■ **Exercise**
Return all the entries exactly, keeping pictures out.
======== Supplied data
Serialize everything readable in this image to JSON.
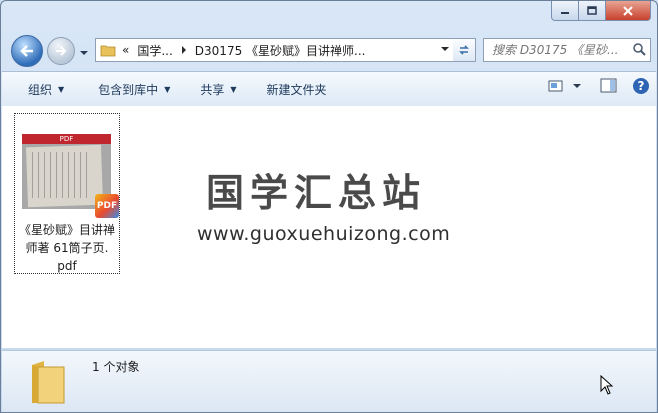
{
  "window": {
    "minimize_icon": "minimize-icon",
    "maximize_icon": "maximize-icon",
    "close_icon": "close-icon"
  },
  "address": {
    "chevron": "«",
    "crumbs": [
      "国学...",
      "D30175 《星砂赋》目讲禅师..."
    ],
    "search_placeholder": "搜索 D30175 《星砂..."
  },
  "toolbar": {
    "organize": "组织",
    "include_library": "包含到库中",
    "share": "共享",
    "new_folder": "新建文件夹"
  },
  "file": {
    "badge": "PDF",
    "thumb_header": "PDF",
    "name_line1": "《星砂赋》目讲禅",
    "name_line2": "师著 61筒子页.",
    "name_line3": "pdf"
  },
  "watermark": {
    "title": "国学汇总站",
    "url": "www.guoxuehuizong.com"
  },
  "status": {
    "count": "1 个对象"
  },
  "colors": {
    "accent": "#2f6db9",
    "close_red": "#c8412d",
    "pdf_red": "#c0262e"
  }
}
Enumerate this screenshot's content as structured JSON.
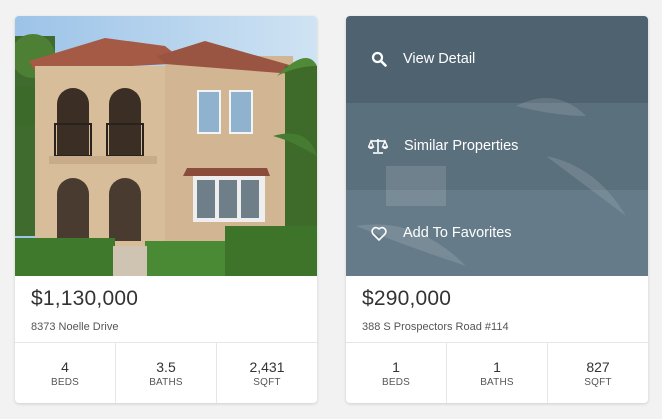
{
  "listings": [
    {
      "price": "$1,130,000",
      "address": "8373 Noelle Drive",
      "stats": [
        {
          "value": "4",
          "label": "BEDS"
        },
        {
          "value": "3.5",
          "label": "BATHS"
        },
        {
          "value": "2,431",
          "label": "SQFT"
        }
      ]
    },
    {
      "price": "$290,000",
      "address": "388 S Prospectors Road #114",
      "actions": [
        {
          "label": "View Detail",
          "icon": "search-icon"
        },
        {
          "label": "Similar Properties",
          "icon": "scale-icon"
        },
        {
          "label": "Add To Favorites",
          "icon": "heart-icon"
        }
      ],
      "stats": [
        {
          "value": "1",
          "label": "BEDS"
        },
        {
          "value": "1",
          "label": "BATHS"
        },
        {
          "value": "827",
          "label": "SQFT"
        }
      ]
    }
  ],
  "colors": {
    "overlay_top": "#4f6270",
    "overlay_mid": "#5a6f7c",
    "overlay_bottom": "#647a88",
    "background": "#f2f2f2"
  }
}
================
■ **Answer section**
Serialize everything readable in this image to JSON.
{
  "window": {
    "minimize_icon": "minimize-icon",
    "maximize_icon": "maximize-icon",
    "close_icon": "close-icon"
  },
  "address": {
    "chevron": "«",
    "crumbs": [
      "国学...",
      "D30175 《星砂赋》目讲禅师..."
    ],
    "search_placeholder": "搜索 D30175 《星砂..."
  },
  "toolbar": {
    "organize": "组织",
    "include_library": "包含到库中",
    "share": "共享",
    "new_folder": "新建文件夹"
  },
  "file": {
    "badge": "PDF",
    "thumb_header": "PDF",
    "name_line1": "《星砂赋》目讲禅",
    "name_line2": "师著 61筒子页.",
    "name_line3": "pdf"
  },
  "watermark": {
    "title": "国学汇总站",
    "url": "www.guoxuehuizong.com"
  },
  "status": {
    "count": "1 个对象"
  },
  "colors": {
    "accent": "#2f6db9",
    "close_red": "#c8412d",
    "pdf_red": "#c0262e"
  }
}
Enumerate this screenshot's content as structured JSON.
{
  "listings": [
    {
      "price": "$1,130,000",
      "address": "8373 Noelle Drive",
      "stats": [
        {
          "value": "4",
          "label": "BEDS"
        },
        {
          "value": "3.5",
          "label": "BATHS"
        },
        {
          "value": "2,431",
          "label": "SQFT"
        }
      ]
    },
    {
      "price": "$290,000",
      "address": "388 S Prospectors Road #114",
      "actions": [
        {
          "label": "View Detail",
          "icon": "search-icon"
        },
        {
          "label": "Similar Properties",
          "icon": "scale-icon"
        },
        {
          "label": "Add To Favorites",
          "icon": "heart-icon"
        }
      ],
      "stats": [
        {
          "value": "1",
          "label": "BEDS"
        },
        {
          "value": "1",
          "label": "BATHS"
        },
        {
          "value": "827",
          "label": "SQFT"
        }
      ]
    }
  ],
  "colors": {
    "overlay_top": "#4f6270",
    "overlay_mid": "#5a6f7c",
    "overlay_bottom": "#647a88",
    "background": "#f2f2f2"
  }
}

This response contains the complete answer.